[Records drawn from a dataset]

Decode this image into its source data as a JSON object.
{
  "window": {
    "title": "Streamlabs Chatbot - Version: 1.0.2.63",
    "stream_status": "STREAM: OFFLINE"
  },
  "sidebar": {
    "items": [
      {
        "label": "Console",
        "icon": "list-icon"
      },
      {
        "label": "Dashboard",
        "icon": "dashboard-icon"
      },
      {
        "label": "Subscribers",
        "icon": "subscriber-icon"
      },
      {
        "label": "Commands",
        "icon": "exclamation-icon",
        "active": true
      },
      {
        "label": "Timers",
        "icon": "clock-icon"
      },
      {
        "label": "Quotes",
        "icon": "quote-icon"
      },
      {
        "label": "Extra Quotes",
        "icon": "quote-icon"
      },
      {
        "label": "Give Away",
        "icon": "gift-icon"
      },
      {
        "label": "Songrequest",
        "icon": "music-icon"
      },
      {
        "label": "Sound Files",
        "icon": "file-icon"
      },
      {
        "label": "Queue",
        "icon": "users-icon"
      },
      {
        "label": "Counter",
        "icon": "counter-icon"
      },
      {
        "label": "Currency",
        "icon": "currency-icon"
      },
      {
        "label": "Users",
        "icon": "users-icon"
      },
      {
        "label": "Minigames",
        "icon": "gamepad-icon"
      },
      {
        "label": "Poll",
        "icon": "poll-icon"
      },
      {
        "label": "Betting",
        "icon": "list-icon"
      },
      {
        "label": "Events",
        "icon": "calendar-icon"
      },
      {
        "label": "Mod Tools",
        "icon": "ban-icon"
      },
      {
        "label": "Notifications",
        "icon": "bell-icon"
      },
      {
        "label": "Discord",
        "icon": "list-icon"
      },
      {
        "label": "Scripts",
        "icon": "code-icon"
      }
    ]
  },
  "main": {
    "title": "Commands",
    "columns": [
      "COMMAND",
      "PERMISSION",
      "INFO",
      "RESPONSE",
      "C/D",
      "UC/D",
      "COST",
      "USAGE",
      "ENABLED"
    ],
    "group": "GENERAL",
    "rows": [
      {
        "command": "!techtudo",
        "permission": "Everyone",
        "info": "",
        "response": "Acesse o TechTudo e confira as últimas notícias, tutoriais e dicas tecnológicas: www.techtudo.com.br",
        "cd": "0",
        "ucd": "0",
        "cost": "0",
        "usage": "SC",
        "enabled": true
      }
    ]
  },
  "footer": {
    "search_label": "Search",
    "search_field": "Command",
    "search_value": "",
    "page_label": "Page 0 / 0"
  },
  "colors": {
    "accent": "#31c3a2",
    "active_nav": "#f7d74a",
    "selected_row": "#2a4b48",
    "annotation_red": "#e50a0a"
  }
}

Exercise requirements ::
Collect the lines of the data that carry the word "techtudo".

Written reply ::
        "command": "!techtudo",
        "response": "Acesse o TechTudo e confira as últimas notícias, tutoriais e dicas tecnológicas: www.techtudo.com.br",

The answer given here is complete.